The Power Industry Law (LIE), passed by the Mexican Congress in 2014, provides the fundamental legal framework for the power sector in Mexico. Furthermore, the LIE sets forth the key principles of clean energy-related obligations. Additionally, the Energy Transition Law, enacted in 2015, establishes that the share of clean energy assets in the production of energy shall be at least 35 per cent by 2024.
The LIE also defines ‘clean energy’ as those energy sources and electricity generation processes that allow emissions or waste, when applicable, not to exceed the thresholds set forth by the relevant regulations. As such, clean energy includes wind, solar, wave, tidal, geothermal, hydro (essentially, mini-hydro – that is, hydropower plants with an installed capacity that does not exceed 30MW), nuclear and waste-to-energy sources.
More importantly, the LIE and its regulations set forth an obligation for power suppliers, qualified users participating in the Mexican Wholesale Electricity Market (MEM), final users who receive energy under an isolated supply scheme and holders of grandfathered interconnection agreements whose load points do not consume their total energy from clean energy resources, so that such entities and users acquire a certain amount of clean energy certificates (CELs) on a yearly basis. The number of CELs that shall be acquired by these load serving entities, users and holders of grandfathered interconnection agreements is based on a percentage of the energy consumption of the load points associated with such persons and companies. The percentages determined by the Ministry of Energy (SENER) for purposes of complying with this obligation to acquire CELs are:
2020: 7.4 per cent;
2021: 10.9 per cent; and
2022: 13.9 per cent.

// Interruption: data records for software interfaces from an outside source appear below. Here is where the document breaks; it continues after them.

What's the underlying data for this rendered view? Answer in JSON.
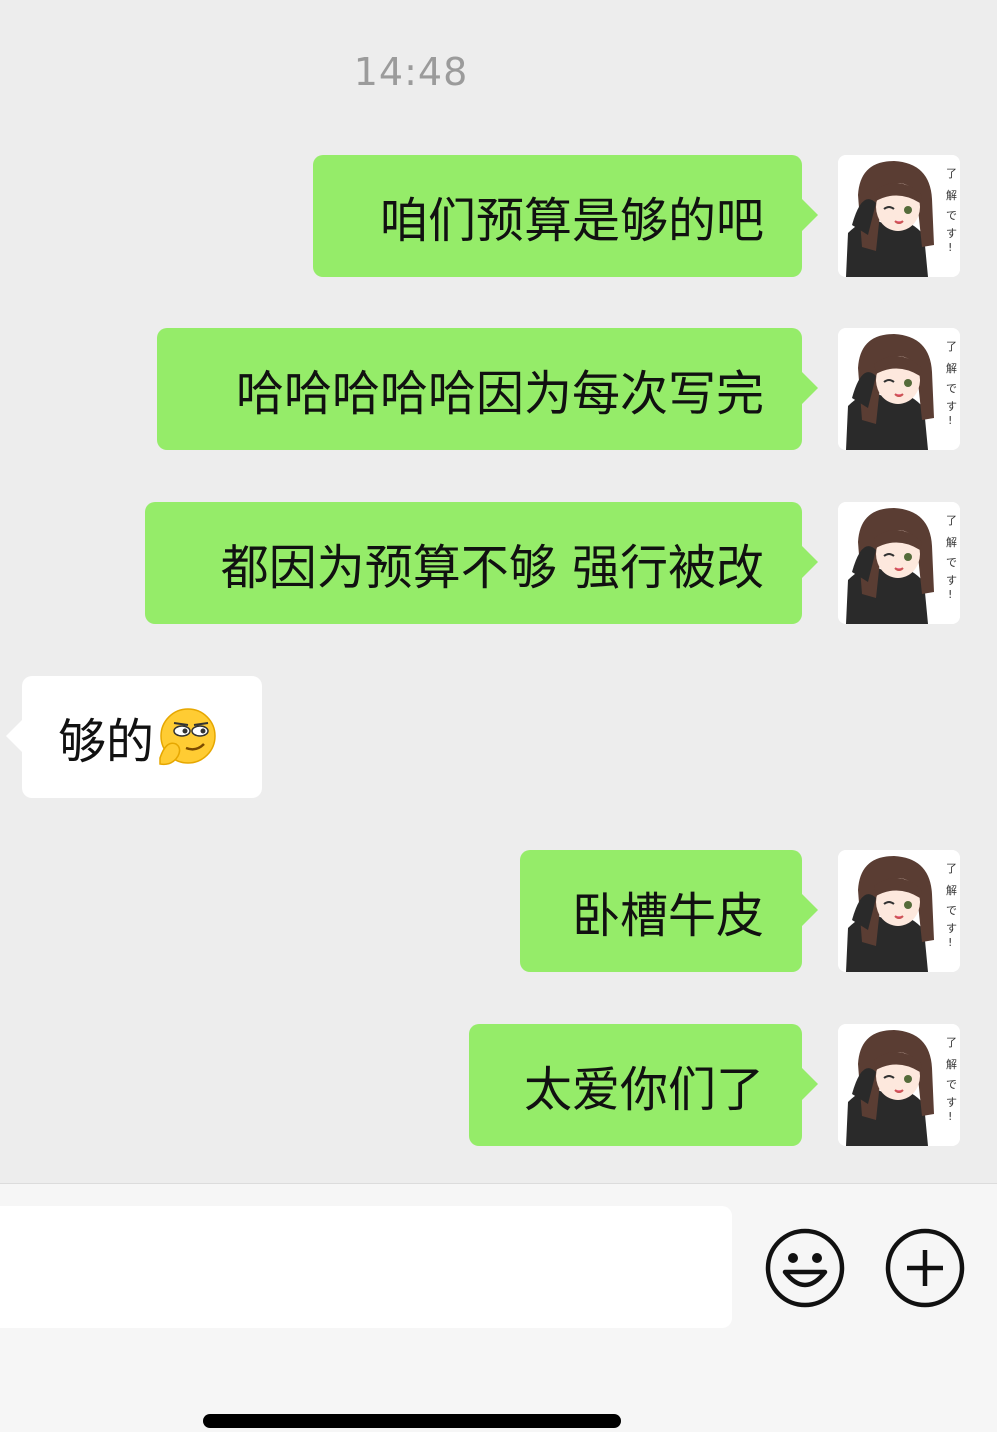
{
  "timestamp": "14:48",
  "messages": [
    {
      "side": "me",
      "text": "咱们预算是够的吧"
    },
    {
      "side": "me",
      "text": "哈哈哈哈哈因为每次写完"
    },
    {
      "side": "me",
      "text": "都因为预算不够 强行被改"
    },
    {
      "side": "them",
      "text": "够的",
      "emoji": "smirk-emoji"
    },
    {
      "side": "me",
      "text": "卧槽牛皮"
    },
    {
      "side": "me",
      "text": "太爱你们了"
    }
  ],
  "avatar_caption": "了解です!",
  "input": {
    "placeholder": "",
    "emoji_button_icon": "smiley-face-icon",
    "more_button_icon": "plus-circle-icon"
  },
  "colors": {
    "background": "#ededed",
    "my_bubble": "#95ec69",
    "their_bubble": "#ffffff",
    "timestamp": "#9b9b9b"
  }
}
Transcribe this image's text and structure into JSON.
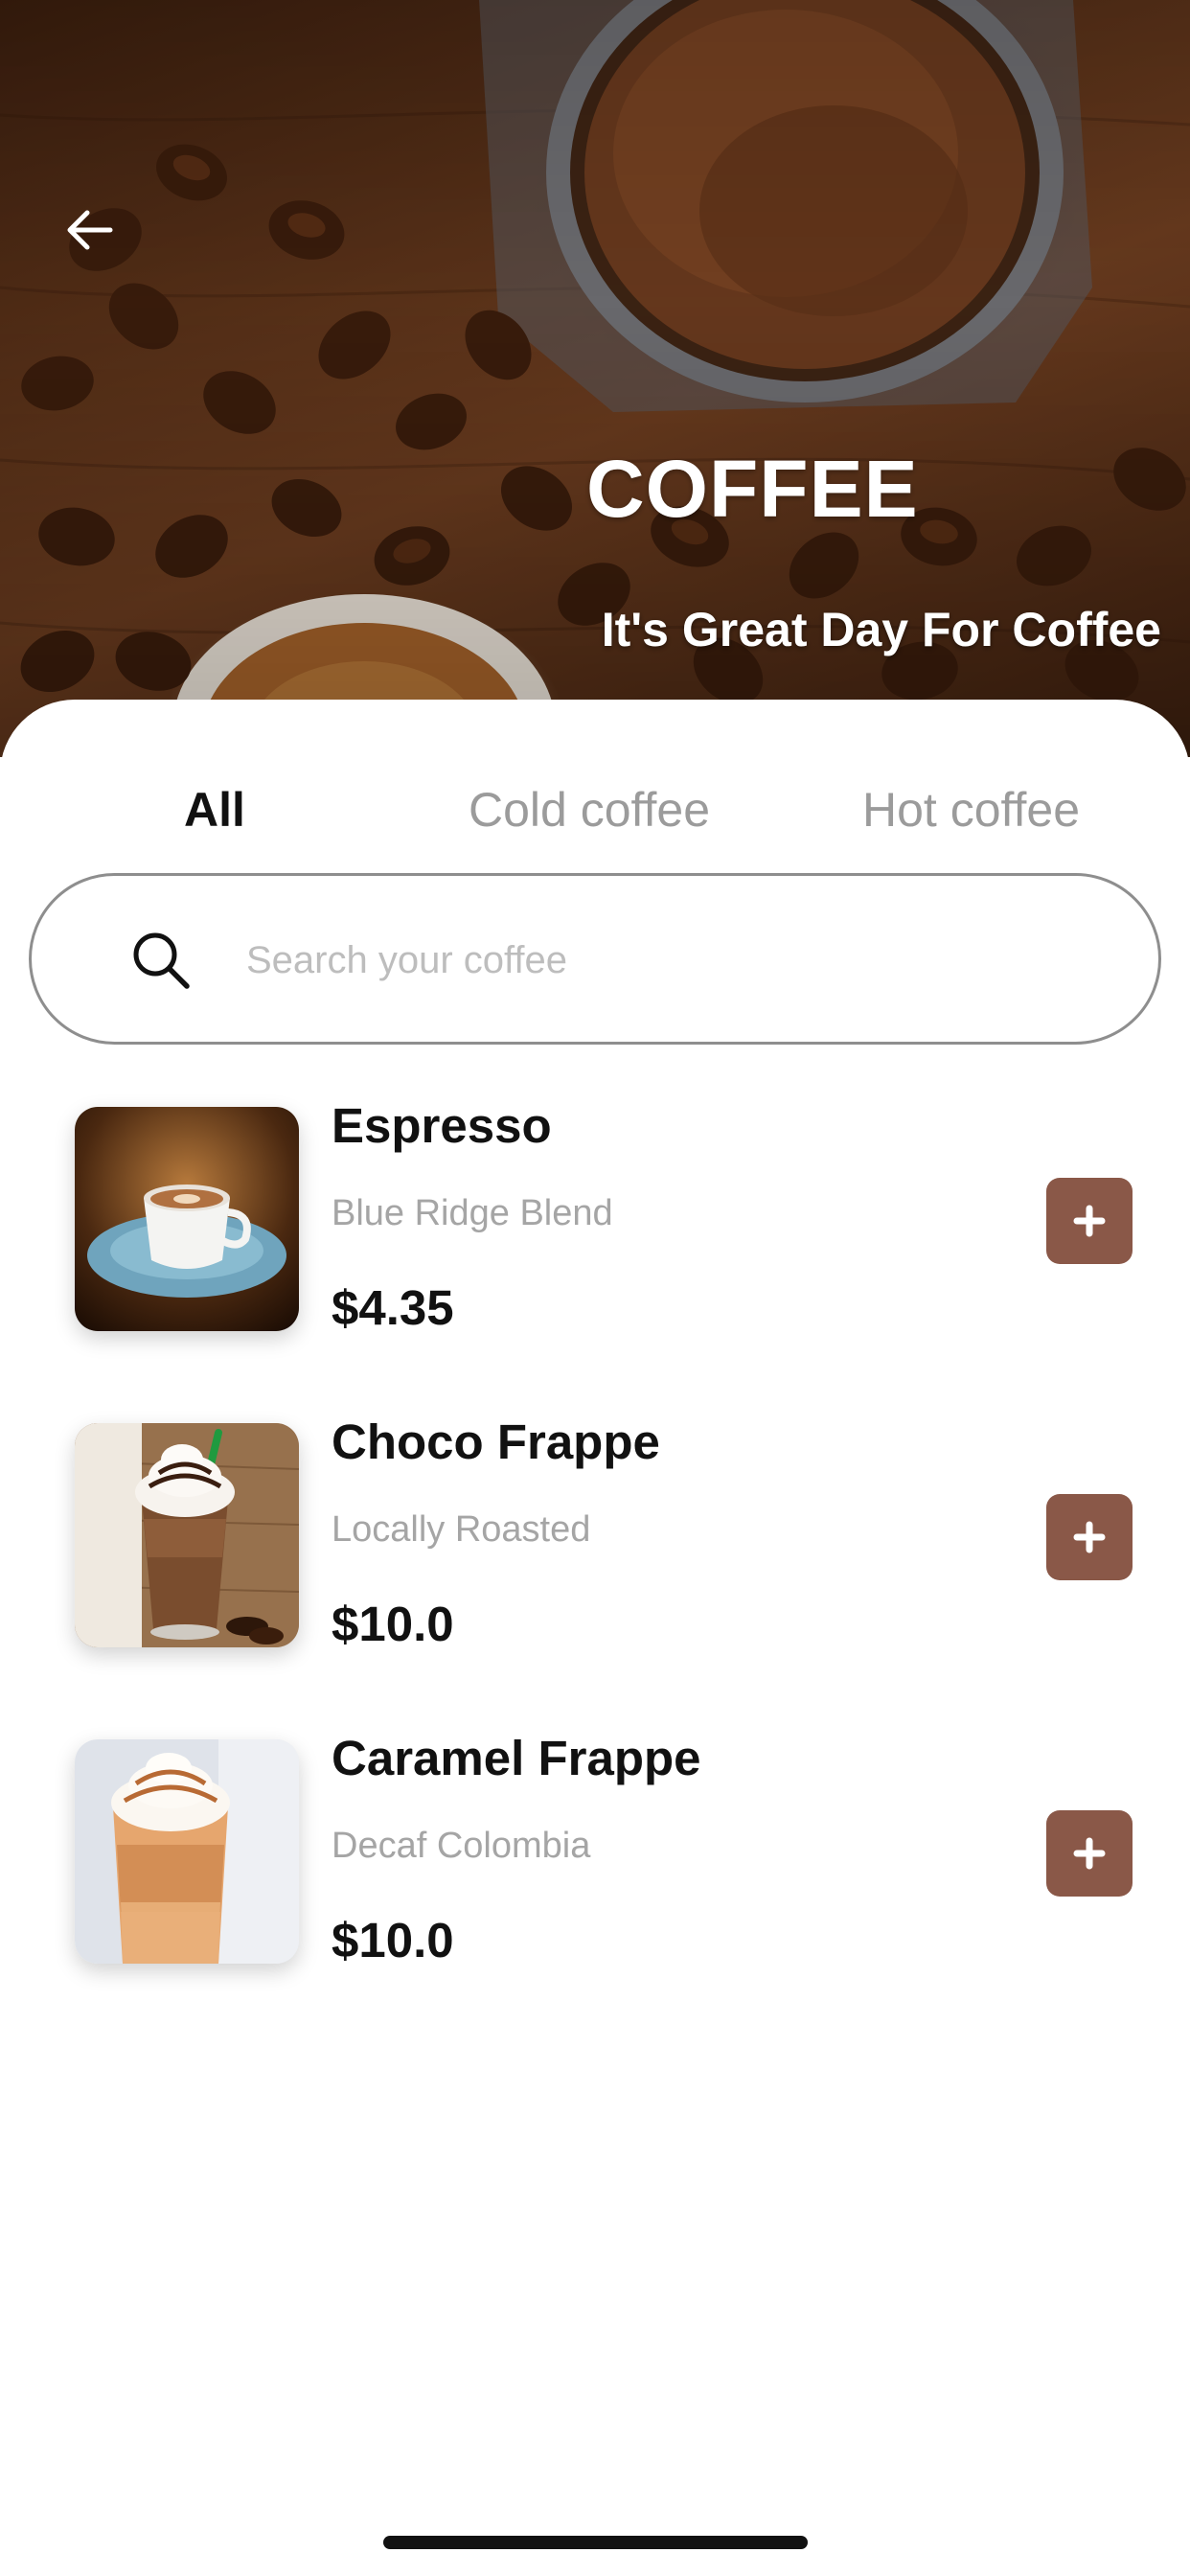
{
  "hero": {
    "title": "COFFEE",
    "subtitle": "It's Great Day For Coffee",
    "back_icon": "arrow-left-icon"
  },
  "tabs": [
    {
      "label": "All",
      "active": true
    },
    {
      "label": "Cold coffee",
      "active": false
    },
    {
      "label": "Hot coffee",
      "active": false
    }
  ],
  "search": {
    "placeholder": "Search your coffee",
    "value": "",
    "icon": "search-icon"
  },
  "products": [
    {
      "name": "Espresso",
      "origin": "Blue Ridge Blend",
      "price": "$4.35",
      "image": "espresso-cup-image"
    },
    {
      "name": "Choco Frappe",
      "origin": "Locally Roasted",
      "price": "$10.0",
      "image": "choco-frappe-image"
    },
    {
      "name": "Caramel Frappe",
      "origin": "Decaf Colombia",
      "price": "$10.0",
      "image": "caramel-frappe-image"
    }
  ],
  "colors": {
    "accent": "#8a5848",
    "text_primary": "#111111",
    "text_secondary": "#a5a5a5",
    "tab_inactive": "#9b9b9b"
  }
}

The regulatory body responsible for the administration of these clean energy-related obligations is the Energy Regulatory Commission (CRE). CELs are awarded by the CRE to clean energy generators on a monthly basis pursuant to the energy generation information collected, mainly, from the National Centre for Energy Control (CENACE), the Mexican ISO. Overall, the CRE grants a CEL for each MWh injected into the Mexican grid. Furthermore, CELs are traded either at the yearly CELs market operated by CENACE (such CEL spot market is pending implementation by CENACE) or through bilateral contracts (including those contracts awarded as a result of the long-term auctions organised by CENACE). In the context of bilateral contracts, CELs are transferred by means of the execution of bilateral transactions. The CRE has implemented an Electronic System for the Management of CELs and Compliance of Clean Energy Obligations for the purposes of handling the granting, processing and transfer of CELs among clean generators, power suppliers, qualified users that participate in the wholesale electricity market, final users under an isolated supply scheme, holders of grandfathered interconnection agreements that have the obligation to acquire CELs and other entities or individuals who voluntarily want to purchase or sell CELs.